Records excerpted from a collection
%%

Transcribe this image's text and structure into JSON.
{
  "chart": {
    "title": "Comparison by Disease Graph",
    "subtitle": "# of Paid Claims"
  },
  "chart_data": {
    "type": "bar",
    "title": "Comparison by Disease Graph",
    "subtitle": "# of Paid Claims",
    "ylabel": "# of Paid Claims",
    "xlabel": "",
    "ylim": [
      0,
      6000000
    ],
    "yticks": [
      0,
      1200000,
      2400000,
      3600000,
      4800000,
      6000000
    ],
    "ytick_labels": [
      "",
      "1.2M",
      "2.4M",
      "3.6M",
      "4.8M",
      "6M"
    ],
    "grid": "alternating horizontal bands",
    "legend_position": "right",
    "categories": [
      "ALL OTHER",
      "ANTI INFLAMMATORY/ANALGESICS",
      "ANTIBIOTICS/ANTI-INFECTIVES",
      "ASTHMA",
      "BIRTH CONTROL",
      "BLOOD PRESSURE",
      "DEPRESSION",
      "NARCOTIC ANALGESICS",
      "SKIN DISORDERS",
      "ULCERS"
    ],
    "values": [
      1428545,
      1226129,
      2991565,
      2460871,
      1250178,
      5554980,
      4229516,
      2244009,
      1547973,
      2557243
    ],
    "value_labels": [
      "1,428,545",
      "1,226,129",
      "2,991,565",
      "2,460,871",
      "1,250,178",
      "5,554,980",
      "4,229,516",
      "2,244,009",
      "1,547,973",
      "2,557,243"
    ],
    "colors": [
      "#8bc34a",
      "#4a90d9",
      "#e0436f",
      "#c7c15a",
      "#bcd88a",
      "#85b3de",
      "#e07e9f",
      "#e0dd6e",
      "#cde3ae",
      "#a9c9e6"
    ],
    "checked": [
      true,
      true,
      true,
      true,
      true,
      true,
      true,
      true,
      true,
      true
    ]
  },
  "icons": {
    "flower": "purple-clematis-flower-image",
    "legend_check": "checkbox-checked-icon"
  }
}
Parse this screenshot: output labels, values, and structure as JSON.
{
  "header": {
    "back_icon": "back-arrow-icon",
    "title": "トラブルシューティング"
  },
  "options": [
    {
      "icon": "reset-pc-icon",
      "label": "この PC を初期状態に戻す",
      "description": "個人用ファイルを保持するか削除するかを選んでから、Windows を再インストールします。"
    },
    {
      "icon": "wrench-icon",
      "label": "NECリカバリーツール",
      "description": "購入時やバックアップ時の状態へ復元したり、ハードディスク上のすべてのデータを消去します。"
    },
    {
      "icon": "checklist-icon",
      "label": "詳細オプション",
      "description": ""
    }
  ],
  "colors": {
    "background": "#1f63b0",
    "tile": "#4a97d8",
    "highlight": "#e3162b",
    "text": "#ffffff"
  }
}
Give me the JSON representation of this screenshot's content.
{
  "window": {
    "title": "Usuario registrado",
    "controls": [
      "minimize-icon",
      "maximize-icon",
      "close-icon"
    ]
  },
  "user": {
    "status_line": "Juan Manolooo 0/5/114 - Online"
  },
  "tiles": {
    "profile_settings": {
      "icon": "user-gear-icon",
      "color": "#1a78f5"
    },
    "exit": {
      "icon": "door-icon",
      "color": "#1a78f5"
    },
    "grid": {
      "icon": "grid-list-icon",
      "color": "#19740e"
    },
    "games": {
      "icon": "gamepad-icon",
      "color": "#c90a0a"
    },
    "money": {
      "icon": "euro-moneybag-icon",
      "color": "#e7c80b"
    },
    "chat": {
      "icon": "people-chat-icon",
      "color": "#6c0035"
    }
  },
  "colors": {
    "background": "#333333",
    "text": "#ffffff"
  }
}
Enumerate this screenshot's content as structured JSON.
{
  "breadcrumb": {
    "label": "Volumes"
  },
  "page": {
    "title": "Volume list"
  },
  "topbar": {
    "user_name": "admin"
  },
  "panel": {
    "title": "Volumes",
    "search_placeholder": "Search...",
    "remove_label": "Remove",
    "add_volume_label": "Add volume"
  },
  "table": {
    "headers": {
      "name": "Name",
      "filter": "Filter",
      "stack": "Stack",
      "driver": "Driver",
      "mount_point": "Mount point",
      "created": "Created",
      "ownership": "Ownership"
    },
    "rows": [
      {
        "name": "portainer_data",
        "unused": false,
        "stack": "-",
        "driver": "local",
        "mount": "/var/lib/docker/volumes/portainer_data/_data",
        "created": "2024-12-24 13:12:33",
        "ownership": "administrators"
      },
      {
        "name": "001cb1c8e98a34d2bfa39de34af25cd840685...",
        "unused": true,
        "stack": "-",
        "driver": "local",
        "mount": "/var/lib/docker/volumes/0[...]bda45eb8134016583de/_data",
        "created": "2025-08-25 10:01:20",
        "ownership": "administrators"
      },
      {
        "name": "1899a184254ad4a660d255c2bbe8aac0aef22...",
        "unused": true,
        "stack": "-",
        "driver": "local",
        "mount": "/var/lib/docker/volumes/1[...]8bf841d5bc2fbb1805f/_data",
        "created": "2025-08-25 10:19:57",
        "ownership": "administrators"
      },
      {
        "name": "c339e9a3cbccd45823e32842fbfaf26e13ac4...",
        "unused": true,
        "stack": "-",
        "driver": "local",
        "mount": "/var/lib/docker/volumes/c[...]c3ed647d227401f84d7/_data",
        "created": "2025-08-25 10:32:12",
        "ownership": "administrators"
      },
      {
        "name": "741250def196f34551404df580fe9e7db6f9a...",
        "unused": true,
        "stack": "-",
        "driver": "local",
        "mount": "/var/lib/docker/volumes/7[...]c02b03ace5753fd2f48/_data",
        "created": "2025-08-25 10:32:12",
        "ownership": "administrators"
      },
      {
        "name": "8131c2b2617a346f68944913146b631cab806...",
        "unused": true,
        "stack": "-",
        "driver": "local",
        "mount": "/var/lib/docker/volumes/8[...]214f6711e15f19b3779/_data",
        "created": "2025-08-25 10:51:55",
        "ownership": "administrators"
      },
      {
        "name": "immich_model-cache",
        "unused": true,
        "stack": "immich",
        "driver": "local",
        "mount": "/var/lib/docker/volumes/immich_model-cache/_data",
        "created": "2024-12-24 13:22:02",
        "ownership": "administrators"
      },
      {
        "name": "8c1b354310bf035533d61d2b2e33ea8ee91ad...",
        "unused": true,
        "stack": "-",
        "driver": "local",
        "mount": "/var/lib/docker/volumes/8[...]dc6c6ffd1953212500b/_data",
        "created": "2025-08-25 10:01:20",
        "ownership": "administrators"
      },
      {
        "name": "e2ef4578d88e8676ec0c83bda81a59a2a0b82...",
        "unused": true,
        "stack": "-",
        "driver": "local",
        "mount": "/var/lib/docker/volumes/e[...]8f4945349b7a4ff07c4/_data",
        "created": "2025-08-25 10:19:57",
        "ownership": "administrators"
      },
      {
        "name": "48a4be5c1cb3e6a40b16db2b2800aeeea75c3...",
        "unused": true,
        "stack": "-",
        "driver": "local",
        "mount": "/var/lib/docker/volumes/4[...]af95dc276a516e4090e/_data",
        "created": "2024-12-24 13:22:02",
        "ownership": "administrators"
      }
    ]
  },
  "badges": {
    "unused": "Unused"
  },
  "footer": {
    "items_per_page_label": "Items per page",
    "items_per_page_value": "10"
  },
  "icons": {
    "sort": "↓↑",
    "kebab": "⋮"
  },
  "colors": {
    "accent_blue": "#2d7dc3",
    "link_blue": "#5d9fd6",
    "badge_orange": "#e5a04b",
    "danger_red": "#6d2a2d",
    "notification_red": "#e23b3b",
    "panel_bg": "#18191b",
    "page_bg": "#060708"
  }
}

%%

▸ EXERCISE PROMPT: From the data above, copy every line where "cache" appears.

▸ OUTPUT FOR THIS EXERCISE:
        "name": "immich_model-cache",
        "mount": "/var/lib/docker/volumes/immich_model-cache/_data",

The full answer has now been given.